If the envelope 24a is properly aligned, i.e. side to side location and skew are proper, the envelope 24a will be stopped by the backstop 38, as seen in FIG. 2, and filled with the collation. If the envelope 24a is not properly aligned, as signaled by the sensor array 70 and the skew sensors 86 and 88, the backstop 38 is not raised but is maintained in the lowered position seen in FIG. 3. The unfilled envelope 24a is carried beyond the backstop 38 and is diverted downstream out of the path of travel of filled envelopes 24a.

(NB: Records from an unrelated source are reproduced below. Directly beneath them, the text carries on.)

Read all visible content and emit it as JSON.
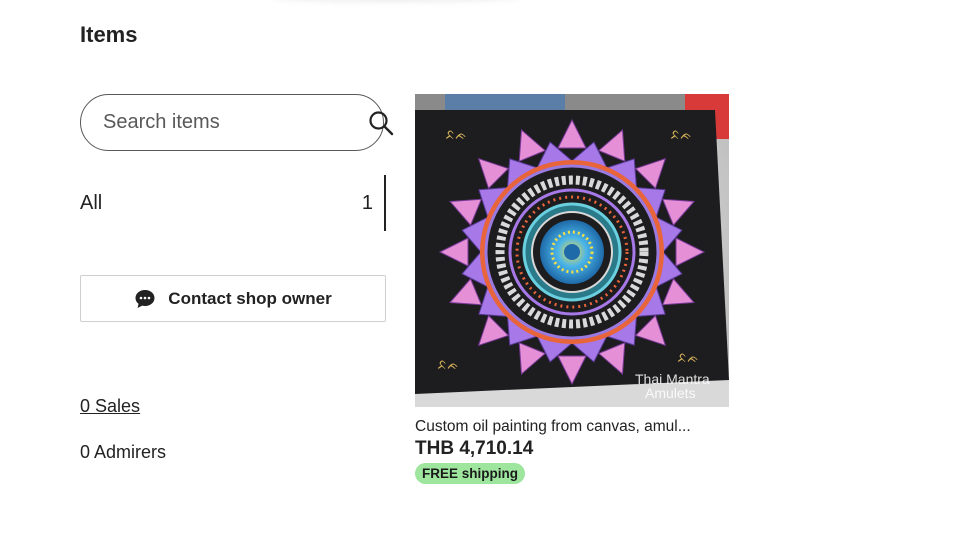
{
  "sidebar": {
    "heading": "Items",
    "search": {
      "placeholder": "Search items",
      "icon": "search-icon"
    },
    "sections": [
      {
        "label": "All",
        "count": "1",
        "selected": true
      }
    ],
    "contact_button": {
      "label": "Contact shop owner",
      "icon": "chat-bubble-icon"
    },
    "sales_link": "0 Sales",
    "admirers": "0 Admirers"
  },
  "listings": [
    {
      "title": "Custom oil painting from canvas, amul...",
      "price": "THB 4,710.14",
      "badge": "FREE shipping",
      "badge_color": "#9ee59e",
      "image": {
        "subject": "mandala-painting",
        "watermark_line1": "Thai Mantra",
        "watermark_line2": "Amulets"
      }
    }
  ],
  "colors": {
    "text": "#222222",
    "border": "#595959",
    "badge_bg": "#9ee59e"
  }
}
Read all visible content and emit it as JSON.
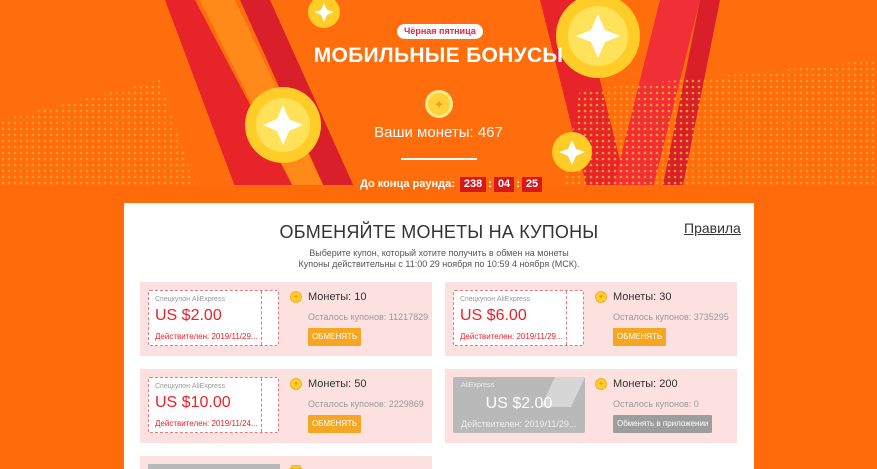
{
  "hero": {
    "badge": "Чёрная пятница",
    "title": "МОБИЛЬНЫЕ БОНУСЫ",
    "coins_line": "Ваши монеты: 467",
    "timer_label": "До конца раунда:",
    "timer": {
      "hours": "238",
      "minutes": "04",
      "seconds": "25"
    }
  },
  "panel": {
    "title": "ОБМЕНЯЙТЕ МОНЕТЫ НА КУПОНЫ",
    "rules": "Правила",
    "sub1": "Выберите купон, который хотите получить в обмен на монеты",
    "sub2": "Купоны действительны с 11:00 29 ноября по 10:59 4 ноября (МСК)."
  },
  "cards": [
    {
      "kind": "Спецкупон AliExpress",
      "amount": "US $2.00",
      "valid": "Действителен: 2019/11/29...",
      "cost": "Монеты: 10",
      "left": "Осталось купонов: 11217829",
      "button": "ОБМЕНЯТЬ"
    },
    {
      "kind": "Спецкупон AliExpress",
      "amount": "US $6.00",
      "valid": "Действителен: 2019/11/29...",
      "cost": "Монеты: 30",
      "left": "Осталось купонов: 3735295",
      "button": "ОБМЕНЯТЬ"
    },
    {
      "kind": "Спецкупон AliExpress",
      "amount": "US $10.00",
      "valid": "Действителен: 2019/11/24...",
      "cost": "Монеты: 50",
      "left": "Осталось купонов: 2229869",
      "button": "ОБМЕНЯТЬ"
    },
    {
      "kind": "AliExpress",
      "amount": "US $2.00",
      "valid": "Действителен: 2019/11/29...",
      "cost": "Монеты: 200",
      "left": "Осталось купонов: 0",
      "button": "Обменять в приложении"
    }
  ],
  "colors": {
    "hero_bg": "#ff6d0c",
    "accent_red": "#e8222a",
    "button_orange": "#f5a623",
    "card_bg": "#fde1e1",
    "coin_yellow": "#ffd23a"
  },
  "icons": {
    "coin": "star-coin-icon"
  }
}
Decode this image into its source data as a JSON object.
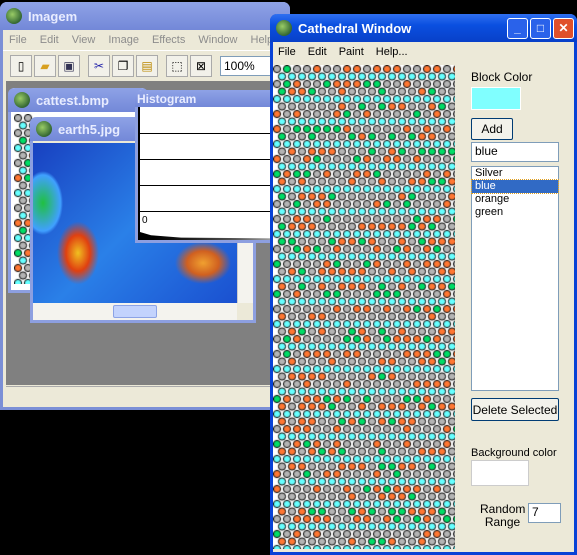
{
  "imagem": {
    "title": "Imagem",
    "menu": [
      "File",
      "Edit",
      "View",
      "Image",
      "Effects",
      "Window",
      "Help"
    ],
    "zoom": "100%",
    "toolbar_icons": [
      "new-icon",
      "open-icon",
      "save-icon",
      "cut-icon",
      "copy-icon",
      "paste-icon",
      "select-icon",
      "deselect-icon"
    ]
  },
  "children": {
    "cattest": "cattest.bmp",
    "earth": "earth5.jpg",
    "histogram": "Histogram",
    "histogram_label": "0"
  },
  "cathedral": {
    "title": "Cathedral Window",
    "menu": [
      "File",
      "Edit",
      "Paint",
      "Help..."
    ],
    "block_color_label": "Block Color",
    "block_color": "#80ffff",
    "add_label": "Add",
    "color_input": "blue",
    "colors": [
      "Silver",
      "blue",
      "orange",
      "green"
    ],
    "selected_color": "blue",
    "delete_label": "Delete Selected",
    "background_color_label": "Background color",
    "background_color": "#ffffff",
    "random_range_label": "Random Range",
    "random_range": "7"
  },
  "palette": {
    "Silver": "#b4b4b4",
    "blue": "#66ffff",
    "orange": "#ff7733",
    "green": "#00dd66"
  }
}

From the foregoing description, it can be seen that although an envelope may be improperly aligned, due to either skew or side location, the staging area 22 and the entire inserting apparatus 20 is not shut down, and a jam is not allowed to occur, owing to the ability of inserting apparatus 22 to permit a misaligned envelope to simply pass through. These advantages are derived from an event-driven inserting apparatus 22 and the sensors used therein. A Synchronous inserting apparatus is incapable of such a diverting of misaligned envelopes.

It should be understood by those skilled in the art that various modifications may be made in the present invention without departing from the spirit and scope thereof, as described in the specification and defined in the appended claims.

Patent Citations
Cited PatentFiling datePublication dateApplicantTitle
US4674258 *Feb 24, 1986Jun 23, 1987Winkler + Dunnebier Maschinenfabrik Und Eisengiesserei Gmbh & Co. KgApparatus for inserting items into an enclosure
US4852334 *Sep 12, 1988Aug 1, 1989Pitney Bowes Inc.Envelope opening apparatus
US5042232 *Apr 9, 1990Aug 27, 1991Bell & Howell Phillipsburg Co.In-line rotary inserter
CA566895A *Dec 2, 1958Frank E BoughtonEnvelope inserting machine
Referenced by
Citing PatentFiling datePublication dateApplicantTitle
US5740663 *Dec 27, 1996Apr 21, 1998Hadewe B.V.Inserting apparatus
US5924265 *Dec 31, 1997Jul 20, 1999Pitney Bowes Inc.Vacuum deck stopping mechanism
US5950399 *May 20, 1998Sep 14, 1999Gunther International, Ltd.Apparatus and method for inserting a product into an envelope and closing same
US5980443 *Dec 23, 1997Nov 9, 1999Pitney Bowes Inc.Envelope bypass device for folding machine
US6789377 *Mar 29, 2001Sep 14, 2004Pitney Bowes Technologies GmbhEnvelope-filling station
US7000364 *Oct 18, 2002Feb 21, 2006Bowe Bell + Howell CompanyApparatus and method for stuffing a folder
US7191579 *Sep 10, 2003Mar 20, 2007Joel BartholfShipping device and method for articles capable of releasing gas containing hazardous particulates
US7398635 *Jan 11, 2006Jul 15, 2008Pitney Bowes Inc.Method and device for aligning a receiving envelope in a mail inserter
US7797914 *Dec 31, 2007Sep 21, 2010Pitney Bowes Inc.Method and device for holding envelopes during insertion
DE102011004346A1 *Feb 17, 2011Aug 23, 2012Böwe Systec GmbhFüllstation und Verfahren zum Befüllen eines Kuverts
EP0781670A1Dec 30, 1996Jul 2, 1997Hadewe B.V.Inserting apparatus
EP0785092A1 *Jan 17, 1997Jul 23, 1997Pitney Bowes Inc.Envelope opening apparatus
Classifications
U.S. Classification53/460, 53/53
International ClassificationB43M3/04
Cooperative ClassificationB43M3/045
European ClassificationB43M3/04E
Legal Events
DateCodeEventDescription
Aug 7, 2006FPAYFee payment
Year of fee payment: 12
Aug 6, 2002FPAYFee payment
Year of fee payment: 8
Aug 10, 1998FPAYFee payment
Year of fee payment: 4
Jun 11, 1993ASAssignment
Owner name: PITNEY BOWES INC., CONNECTICUT
Free format text: ASSIGNMENT OF ASSIGNORS INTEREST;ASSIGNORS:BELEC, ERIC A.;WRIGHT, WILLIAM J.;REEL/FRAME:006571/0918
Effective date: 19930525